by David Detmold
After 36 years of delay, the Massachusetts legislature has finally taken a significant step toward changing the racist, insulting imagery and wording of the state’s flag and seal. Gov. Charlie Baker signed a bill into law on January 11 that paves the way for a commission to study and recommend a new seal and motto by October 1. [Mass. Peace Action has been part of a broad coalition of organizations fighting for the change.]
Since 1629, the official symbol of Massachusetts has featured a white supremacist caricature of a Native person holding a downward pointed arrow, and a white hand brandishing a colonial broadsword over the Native person’s head. A Latin motto underneath the image translates: “Peace Under the Sword.” Now that symbol is headed for the trash bin of history.
In the final minutes of the legislative session, past midnight on January 6, legislators rushed to put their approval on the “resolve” to change the flag and seal, a measure which the great African American State Rep. Byron Rushing first introduced with the support of the Mass. Commission on Indian Affairs in 1984. Rushing reintroduced that resolve year after year, only to have it blocked by his (mostly white) colleagues for 17 consecutive sessions. Now, at last, the legislature has chosen to come to terms with our grim history of colonialism and the ongoing oppression of Native people in their birthright lands.
This acknowledgement, while only a tentative first step toward healing relations with Native Nations, is not the less welcome for being long overdue. Advocates will need to be vigilant in the months ahead to make sure the commission does its work carefully and promptly. The days when the government of Massachusetts offered cash bounties for the scalps of Native people must be buried along with the state flag that glorified such violence.
Mahtowin Munro, of United American Indians of New England, said the resolve represents a “first step toward repairing the harm done to Indigenous people. As the new session opens, we will be back at the State House to present bills to ban Native American sports team mascots, to celebrate Indigenous Peoples Day statewide, to protect Native heritage, to ensure improved educational outcomes for Native students, and to include curriculum on Indigenous history and cultures in Massachusetts public schools.”
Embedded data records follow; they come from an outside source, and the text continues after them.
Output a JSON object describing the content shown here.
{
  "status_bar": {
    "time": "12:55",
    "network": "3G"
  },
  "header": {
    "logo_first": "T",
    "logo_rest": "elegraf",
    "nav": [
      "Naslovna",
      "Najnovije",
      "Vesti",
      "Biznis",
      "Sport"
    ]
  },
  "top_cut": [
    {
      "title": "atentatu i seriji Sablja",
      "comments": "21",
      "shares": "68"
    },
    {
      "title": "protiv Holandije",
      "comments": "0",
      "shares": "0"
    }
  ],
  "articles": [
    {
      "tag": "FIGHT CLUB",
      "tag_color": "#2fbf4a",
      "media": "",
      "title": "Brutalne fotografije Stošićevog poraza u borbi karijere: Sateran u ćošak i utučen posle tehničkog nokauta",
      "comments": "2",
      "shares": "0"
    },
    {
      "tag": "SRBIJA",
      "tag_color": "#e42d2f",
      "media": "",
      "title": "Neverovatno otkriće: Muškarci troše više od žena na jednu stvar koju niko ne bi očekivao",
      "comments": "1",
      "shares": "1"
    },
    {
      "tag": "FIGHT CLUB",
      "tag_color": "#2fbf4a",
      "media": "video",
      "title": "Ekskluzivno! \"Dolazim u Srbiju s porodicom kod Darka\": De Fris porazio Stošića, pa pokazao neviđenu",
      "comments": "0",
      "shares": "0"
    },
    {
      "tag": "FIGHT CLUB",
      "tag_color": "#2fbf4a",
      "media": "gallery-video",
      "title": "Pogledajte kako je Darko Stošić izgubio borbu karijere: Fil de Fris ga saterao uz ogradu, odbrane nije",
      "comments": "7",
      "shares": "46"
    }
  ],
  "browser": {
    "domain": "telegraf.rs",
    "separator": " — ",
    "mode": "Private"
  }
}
Four hundred years have passed since the Pilgrims first planted their colony at Pawtuxet, initiating a wave of land taking, viral plagues, and armed conquest that swept across the continent. While it may seem difficult to conceive of reparation for genocide and the removal of Native children from their cultures, substantive issues like land return, cooperation in cultural preservation, improvements in the provision of health care and educational opportunity, and the assurance of an adequate economic base on their own lands for all Native Nations must now be on the table, starting here in the Commonwealth.
With the establishment of a special commission to invite leaders of Native Nations of the region now called Massachusetts to sit with state legislators to design a new state flag and seal, the change for meaningful dialogue will open.
In this time of climate crisis, species collapse and the ongoing degradation of the Earth which sustains us all, the voices and leadership of Native people are urgently needed and earnestly sought.
We thank the state legislators of Massachusetts for inviting this dialogue, especially lead sponsors Rep. Lindsay Sabadosa, Rep. Nika Elugardo, Sen. Jason Lewis, and Sen. Jo Comerford and, of course, former Rep. Byron Rushing. We look forward to the day, coming soon, when children in our schools will learn from the living Native cultures of this land beneath a new state flag and seal, one that truly reflects the ideals of harmony, respect and understanding among all who share the Commonwealth today.
—David Detmold is the coordinator of the changethemassflag.com website and is a resident of Great Falls, Montague, MA.